But all this was prophecy that is fulfilled by Christ. Christ is the true mercy seat. Christ and the precious blood of reconciliation that is shed on the cross stands in the midst of sinners on earth and the holy, righteous God. God regards us through Christ. Now He no longer regards us our own way, our sins, our shame and nakedness, but regards us in Christ’s blood and righteousness. We are now before God’s eyes so pure, beautiful, and innocent, as if we would be Christ. The grace of God has a firm, secure foundation: the blood and merit of the Son of God. We can build and trust on it in life and death.
We are justified by God’s grace, for Christ’s sake – through faith. Saint Paul says the righteousness of God through faith in Jesus Christ for all who believe, both Jew and Gentile. St. Paul shows in Romans chapter four that even Abraham and David in this way have become righteous and saved before God. The entire New Testament witnesses the righteousness of Christ, the grace of God in Christ. Christ says: This is righteousness, that I go to the Father. Through His going to the Father, through His death, through His blood He has obtained and acquired for sinners true, divine righteousness.
The redemption that happened through Christ Jesus is not simply told or described in the Word of God. Through the Word, through the Gospel, the righteousness that avails before God is also presented to you. In the Gospel, God has presented Christ to sinners as the mercy seat. As often as the Gospel is preached to you, God is present and offers you all grace without distinction, Christ is present and offers you all righteousness without distinction. In the Word, in the Gospel, everything that you need is resolved: grace, righteousness, life, salvation. Every sinner can at any time extract these treasures from the Bible, from preaching.
True faith is hearing the Good News of Jesus Christ and believing that you are pure and free from all sin, guilt, and iniquity through Christ, your Redeemer. You have a gracious God through Christ. When you cling to those words, you have what they say. You have eternal life. You have sonship with God. True faith takes God’s gift and grace, and thanks and prays that gratitude in all sorts of good works. But faith itself and every good thing that comes from faith is a work of the grace of God, the grace of the Holy Spirit.
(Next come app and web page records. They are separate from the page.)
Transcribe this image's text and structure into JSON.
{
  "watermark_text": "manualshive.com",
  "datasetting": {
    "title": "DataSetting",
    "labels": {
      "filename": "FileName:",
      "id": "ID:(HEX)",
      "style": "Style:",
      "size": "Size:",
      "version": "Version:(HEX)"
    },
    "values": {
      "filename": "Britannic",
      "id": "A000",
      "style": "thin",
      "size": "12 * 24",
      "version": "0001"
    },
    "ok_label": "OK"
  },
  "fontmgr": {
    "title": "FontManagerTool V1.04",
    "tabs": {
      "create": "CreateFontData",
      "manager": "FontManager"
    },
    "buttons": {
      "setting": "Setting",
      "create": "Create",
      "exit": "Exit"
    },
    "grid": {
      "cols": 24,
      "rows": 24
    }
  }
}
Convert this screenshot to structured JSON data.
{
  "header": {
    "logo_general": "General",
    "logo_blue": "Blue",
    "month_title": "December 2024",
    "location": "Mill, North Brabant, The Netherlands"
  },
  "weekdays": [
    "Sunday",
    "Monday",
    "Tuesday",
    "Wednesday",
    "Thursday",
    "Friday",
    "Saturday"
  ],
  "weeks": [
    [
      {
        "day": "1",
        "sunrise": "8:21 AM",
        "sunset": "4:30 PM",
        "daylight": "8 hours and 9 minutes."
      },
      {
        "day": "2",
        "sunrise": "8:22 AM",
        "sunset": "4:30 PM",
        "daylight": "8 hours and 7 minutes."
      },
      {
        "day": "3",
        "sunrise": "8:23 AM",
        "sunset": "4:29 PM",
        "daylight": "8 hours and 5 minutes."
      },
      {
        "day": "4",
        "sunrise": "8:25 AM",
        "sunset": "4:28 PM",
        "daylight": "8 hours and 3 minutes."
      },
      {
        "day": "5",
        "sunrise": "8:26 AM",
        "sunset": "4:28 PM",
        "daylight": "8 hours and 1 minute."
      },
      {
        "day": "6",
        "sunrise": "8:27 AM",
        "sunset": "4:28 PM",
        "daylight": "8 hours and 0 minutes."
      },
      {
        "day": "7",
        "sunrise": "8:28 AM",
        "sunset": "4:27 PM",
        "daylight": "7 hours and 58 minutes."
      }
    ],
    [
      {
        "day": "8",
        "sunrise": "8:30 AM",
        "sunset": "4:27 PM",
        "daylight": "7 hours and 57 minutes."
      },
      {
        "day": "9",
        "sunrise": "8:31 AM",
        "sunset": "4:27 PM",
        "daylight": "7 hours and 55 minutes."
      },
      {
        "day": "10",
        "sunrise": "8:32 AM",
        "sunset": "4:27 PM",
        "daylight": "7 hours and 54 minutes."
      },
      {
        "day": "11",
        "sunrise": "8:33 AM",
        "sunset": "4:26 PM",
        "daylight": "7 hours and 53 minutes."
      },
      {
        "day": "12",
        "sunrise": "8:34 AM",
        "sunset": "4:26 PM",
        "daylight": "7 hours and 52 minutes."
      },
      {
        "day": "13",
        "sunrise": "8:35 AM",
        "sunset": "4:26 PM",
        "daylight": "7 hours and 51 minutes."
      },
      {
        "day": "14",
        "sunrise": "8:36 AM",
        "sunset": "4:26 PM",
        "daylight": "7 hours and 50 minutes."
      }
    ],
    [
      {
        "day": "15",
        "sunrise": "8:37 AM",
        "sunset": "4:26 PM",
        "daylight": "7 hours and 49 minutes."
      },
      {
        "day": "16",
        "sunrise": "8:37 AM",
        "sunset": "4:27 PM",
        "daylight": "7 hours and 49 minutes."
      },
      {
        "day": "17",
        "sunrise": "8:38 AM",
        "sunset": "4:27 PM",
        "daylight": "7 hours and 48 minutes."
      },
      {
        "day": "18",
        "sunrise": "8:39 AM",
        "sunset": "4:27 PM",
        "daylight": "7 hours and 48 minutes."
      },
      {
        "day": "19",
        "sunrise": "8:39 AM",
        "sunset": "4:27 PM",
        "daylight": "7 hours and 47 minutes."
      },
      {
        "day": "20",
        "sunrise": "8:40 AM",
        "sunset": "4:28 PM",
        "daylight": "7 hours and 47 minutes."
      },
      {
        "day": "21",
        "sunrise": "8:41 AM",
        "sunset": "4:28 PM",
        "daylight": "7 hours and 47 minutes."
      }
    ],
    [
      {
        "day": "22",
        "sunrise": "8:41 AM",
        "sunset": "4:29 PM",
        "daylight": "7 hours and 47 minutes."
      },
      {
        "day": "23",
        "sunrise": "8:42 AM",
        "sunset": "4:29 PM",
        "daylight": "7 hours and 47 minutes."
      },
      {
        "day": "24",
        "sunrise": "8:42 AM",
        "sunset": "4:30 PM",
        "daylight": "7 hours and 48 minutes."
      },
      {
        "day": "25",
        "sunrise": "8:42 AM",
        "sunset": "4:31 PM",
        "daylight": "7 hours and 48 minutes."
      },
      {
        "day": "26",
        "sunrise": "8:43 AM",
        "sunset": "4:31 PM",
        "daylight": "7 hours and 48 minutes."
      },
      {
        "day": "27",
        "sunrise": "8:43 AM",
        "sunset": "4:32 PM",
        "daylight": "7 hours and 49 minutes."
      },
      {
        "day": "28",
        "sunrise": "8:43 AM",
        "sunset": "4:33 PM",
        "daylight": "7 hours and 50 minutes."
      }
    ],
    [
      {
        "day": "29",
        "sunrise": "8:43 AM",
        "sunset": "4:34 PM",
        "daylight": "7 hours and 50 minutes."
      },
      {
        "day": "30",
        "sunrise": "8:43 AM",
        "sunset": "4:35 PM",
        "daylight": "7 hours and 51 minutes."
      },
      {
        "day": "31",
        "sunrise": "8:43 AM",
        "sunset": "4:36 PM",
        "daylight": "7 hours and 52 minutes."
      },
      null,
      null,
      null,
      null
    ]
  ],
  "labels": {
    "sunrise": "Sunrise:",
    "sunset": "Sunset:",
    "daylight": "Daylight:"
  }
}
This is the message you hear every week from this pulpit. It’s a message that is not merely for Reformation Day, for Easter, for Good Friday, or for Christmas. It’s the message that permeates everything a Christian believes: I am saved by grace, for Christ’s sake, through faith. Believe it, and as sure as God’s Word is true, you will dwell in the house of the Lord forever.